___ Provided material ___
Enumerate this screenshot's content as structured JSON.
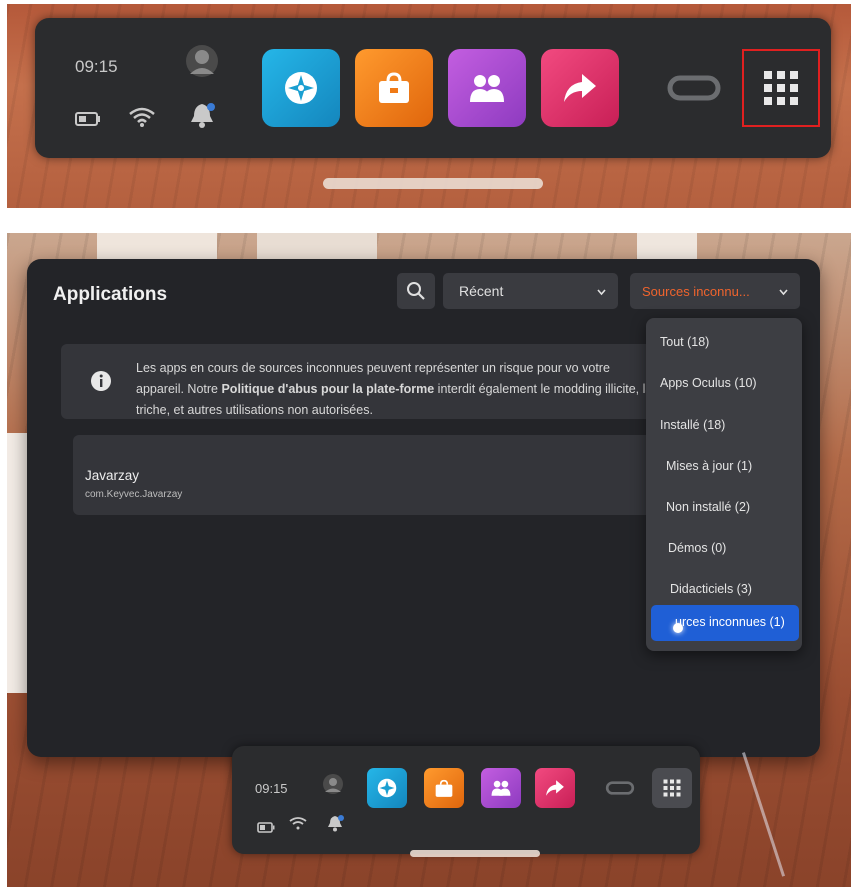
{
  "dock": {
    "time": "09:15",
    "icons": [
      {
        "name": "explore-icon",
        "color": "#1a9fd1"
      },
      {
        "name": "store-icon",
        "color": "#f07a16"
      },
      {
        "name": "people-icon",
        "color": "#b04fd0"
      },
      {
        "name": "share-icon",
        "color": "#e0306a"
      },
      {
        "name": "oculus-icon"
      },
      {
        "name": "app-library-icon"
      }
    ],
    "highlight_color": "#e02020"
  },
  "app_window": {
    "title": "Applications",
    "sort_select": {
      "value": "Récent"
    },
    "filter_select": {
      "value": "Sources inconnu..."
    },
    "banner": {
      "text_before": "Les apps en cours de sources inconnues peuvent représenter un risque pour vo votre appareil. Notre ",
      "bold": "Politique d'abus pour la plate-forme",
      "text_after": " interdit également le modding illicite, la triche, et autres utilisations non autorisées."
    },
    "app": {
      "name": "Javarzay",
      "package": "com.Keyvec.Javarzay"
    },
    "menu": {
      "items": [
        "Tout (18)",
        "Apps Oculus (10)",
        "Installé (18)",
        "Mises à jour (1)",
        "Non installé (2)",
        "Démos (0)",
        "Didacticiels (3)",
        "urces inconnues (1)"
      ],
      "selected_color": "#1f5fd6"
    }
  }
}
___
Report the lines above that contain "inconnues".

§ Result
      "text_before": "Les apps en cours de sources inconnues peuvent représenter un risque pour vo votre appareil. Notre ",
        "urces inconnues (1)"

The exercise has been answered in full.